But then I started reimagining what an activist looks like. Yes, the people who take to the streets have such an important role in the movement for liberation, but that isn’t the only role necessary.
Activism is “the policy or action of using vigorous campaigning to bring about political or social change.”
There are many ways you can be an activist. I started the Activism 101 series to help you learn the ways in which you want to shape your activist identity. Come back for more posts about different ways to stay active. Here are four ways to get you started:
There is a shallow side to volunteering, but there is also great joy found in spending your time helping people in need. There are some good organizations that rely on volunteers to sustain the great work they do. This is great if you have other commitments, or want to work with multiple causes you care about.
It is our right as citizens (naturalize, documented, or undocumented) to be informed of our governing institutions and to influence how we are governed. Know who you elected officials are, how they vote on decisions that affect your life, and how to contact them. All elections are important, so use your right to vote.
Everyone has the power to mobilize people in their community to be more informed about a cause. The more people you get on your team to use their voice and make a change, the better. Some ways people organize include canvassing, calling people in a phone bank, creating petitions, or using social media.
You can also engage in activism by the decisions you make in your personal life. You can boycott businesses that exercise harmful practices, or you can simply model the behavior that makes a difference (like living a low-waste lifestyle or practicing radical self-love). It may not feel like you’re doing anything, but being transparent about your values to others can make a difference.
As you can see there are lots of ways to get involve as an activist.
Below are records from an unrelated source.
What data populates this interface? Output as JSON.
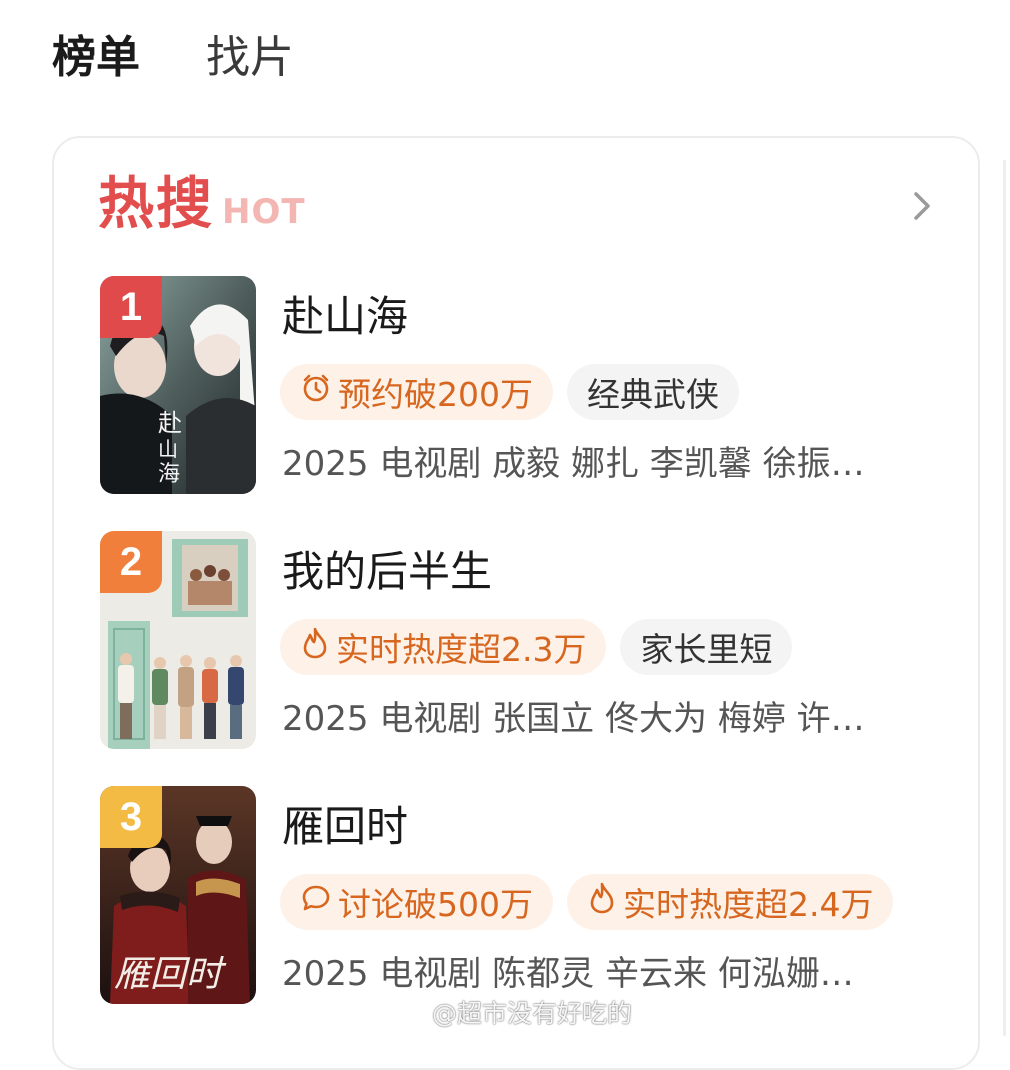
{
  "tabs": [
    {
      "label": "榜单",
      "active": true
    },
    {
      "label": "找片",
      "active": false
    }
  ],
  "section": {
    "title": "热搜",
    "title_sub": "HOT",
    "arrow_icon": "chevron-right-icon"
  },
  "items": [
    {
      "rank": "1",
      "rank_color": "#e04a4a",
      "title": "赴山海",
      "tags": [
        {
          "icon": "alarm-clock-icon",
          "text": "预约破200万",
          "style": "hot"
        },
        {
          "text": "经典武侠",
          "style": "plain"
        }
      ],
      "meta": "2025 电视剧 成毅 娜扎 李凯馨 徐振…"
    },
    {
      "rank": "2",
      "rank_color": "#ef7f3a",
      "title": "我的后半生",
      "tags": [
        {
          "icon": "flame-icon",
          "text": "实时热度超2.3万",
          "style": "hot"
        },
        {
          "text": "家长里短",
          "style": "plain"
        }
      ],
      "meta": "2025 电视剧 张国立 佟大为 梅婷 许…"
    },
    {
      "rank": "3",
      "rank_color": "#f3bb44",
      "title": "雁回时",
      "tags": [
        {
          "icon": "chat-bubble-icon",
          "text": "讨论破500万",
          "style": "hot"
        },
        {
          "icon": "flame-icon",
          "text": "实时热度超2.4万",
          "style": "hot"
        }
      ],
      "meta": "2025 电视剧 陈都灵 辛云来 何泓姗…"
    }
  ],
  "watermark": {
    "icon": "weibo-logo-icon",
    "text": "@超市没有好吃的"
  },
  "colors": {
    "accent_red": "#e24d4d",
    "tag_orange": "#d7661f",
    "tag_orange_bg": "#fdf1e8"
  }
}
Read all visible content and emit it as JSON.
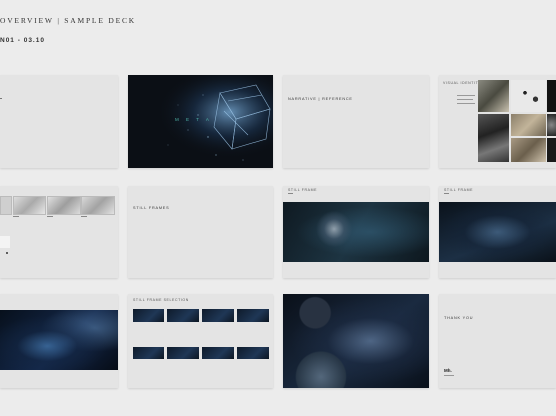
{
  "header": {
    "title": "OVERVIEW | SAMPLE DECK",
    "subtitle": "N01 - 03.10"
  },
  "slides": {
    "s2_word": "M E T A",
    "s3_title": "NARRATIVE | REFERENCE",
    "s4_caption": "VISUAL IDENTITY",
    "s6_title": "STILL FRAMES",
    "s7_caption": "STILL FRAME",
    "s8_caption": "STILL FRAME",
    "s10_caption": "STILL FRAME SELECTION",
    "s12_title": "THANK YOU",
    "s12_logo": "Mh."
  },
  "colors": {
    "page_bg": "#ececec",
    "slide_bg": "#e4e4e4",
    "accent_teal": "#4fb3a6"
  }
}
Reading the stories of others and sharing your own stories is also a way. If you love to read, check out the rest of Liberation is Lit!